L. began to type. His task was simple: to prepare a brief in support of his client’s case, in response to the government’s arguments. He had never seen the government’s arguments and never would. They were based on classified documents, and their release might endanger national security. It was up to him to imagine what those arguments might be and to frame an appropriate response.

L. typed steadily for two hours, pausing only occasionally to rub his wrists. He was a poor typist, plagued by misspellings. All the while, the small dark man sat on a straight-backed chair, staring at the wall or examining his fingernails. The only sound was the soft click of the computer keys.

Finally, L. leaned back in his chair and stretched. He pushed the Print button on the computer and waited while his brief was spewed out page by page. He read what he had written, made a few corrections, and printed it out again. This time he handed it to his companion. He knew his own security clearance was so low that he could not expect a copy. He had no idea if the judge would receive one. He knew that the judge would never see the documents on which it was based.

The small dark man unplugged the computer and ran L.’s first draft through a shredder. He emptied L.’s briefcase and shredded his notes as well. Silently beckoning to L., he led him back the way they had come, down the long corridor, through the anteroom, and out the door.

L. walked quickly out of the building. When he reached the sidewalk, the sound of the passing traffic seemed deafening. The warm pungent air assaulted his nostrils. He paused, sloughing off the constricting atmosphere he had just left.

He wondered if he should call his client and tell him how the session had gone. There wasn’t much point to it. He never dared say too much, on the assumption that their conversations were being monitored. In any case, he was never sure that his efforts would bear any fruit. But he had to try. The knowledge that L. was working for his release would bring some measure of hope to his client, even if that hope soon turned out to be unfounded.

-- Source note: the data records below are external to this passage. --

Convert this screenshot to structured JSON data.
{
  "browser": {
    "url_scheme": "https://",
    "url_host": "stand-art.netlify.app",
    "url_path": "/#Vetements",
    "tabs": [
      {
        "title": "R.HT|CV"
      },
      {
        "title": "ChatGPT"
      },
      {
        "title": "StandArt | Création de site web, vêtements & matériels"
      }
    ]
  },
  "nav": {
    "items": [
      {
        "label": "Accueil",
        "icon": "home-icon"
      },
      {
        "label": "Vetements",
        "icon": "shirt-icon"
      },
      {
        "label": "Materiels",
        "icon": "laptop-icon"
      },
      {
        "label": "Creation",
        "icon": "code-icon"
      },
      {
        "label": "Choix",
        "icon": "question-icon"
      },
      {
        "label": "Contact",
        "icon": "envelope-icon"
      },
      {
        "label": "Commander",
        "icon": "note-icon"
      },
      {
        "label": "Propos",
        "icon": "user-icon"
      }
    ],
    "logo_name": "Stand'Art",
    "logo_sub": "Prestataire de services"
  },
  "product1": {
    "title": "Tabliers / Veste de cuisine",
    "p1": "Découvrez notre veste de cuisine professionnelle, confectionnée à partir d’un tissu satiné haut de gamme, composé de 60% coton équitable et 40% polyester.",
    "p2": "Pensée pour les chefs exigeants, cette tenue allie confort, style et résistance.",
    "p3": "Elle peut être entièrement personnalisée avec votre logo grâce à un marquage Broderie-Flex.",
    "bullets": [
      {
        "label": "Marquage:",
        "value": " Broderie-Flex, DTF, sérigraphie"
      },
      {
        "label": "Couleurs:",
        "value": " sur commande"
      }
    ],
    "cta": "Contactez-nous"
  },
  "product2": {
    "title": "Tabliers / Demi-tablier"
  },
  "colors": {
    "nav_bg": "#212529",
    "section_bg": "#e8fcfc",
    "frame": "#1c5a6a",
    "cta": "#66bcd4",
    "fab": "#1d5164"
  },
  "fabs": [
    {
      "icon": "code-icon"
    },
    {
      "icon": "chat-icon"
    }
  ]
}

He pulled out his cellphone and dialed the number of the Terrorist Detention Camp.

Meanwhile, back on the third planet from the sun, Patrick Radden Keefe wrote in the New Yorker:

In October, [lawyer Lynne] Bernabei wrote a letter to the Justice Department. The attorneys representing Al Haramain had been dealing with a novel quandary of legal ethics. If they had a reasonable belief that any telephone conversation with Seda or Buthi might be monitored by the N.S.A., could they talk to their clients without violating attorney-client confidentiality? Bernabei requested confirmation that the government was not intercepting her “written or oral communications” with her clients. Two weeks later, she received a response from the lawyers at the Justice Department. They wouldn’t confirm or deny.

Thanks for reading. I’m outta here till Monday.

        — Copyright Betsey Culp 2008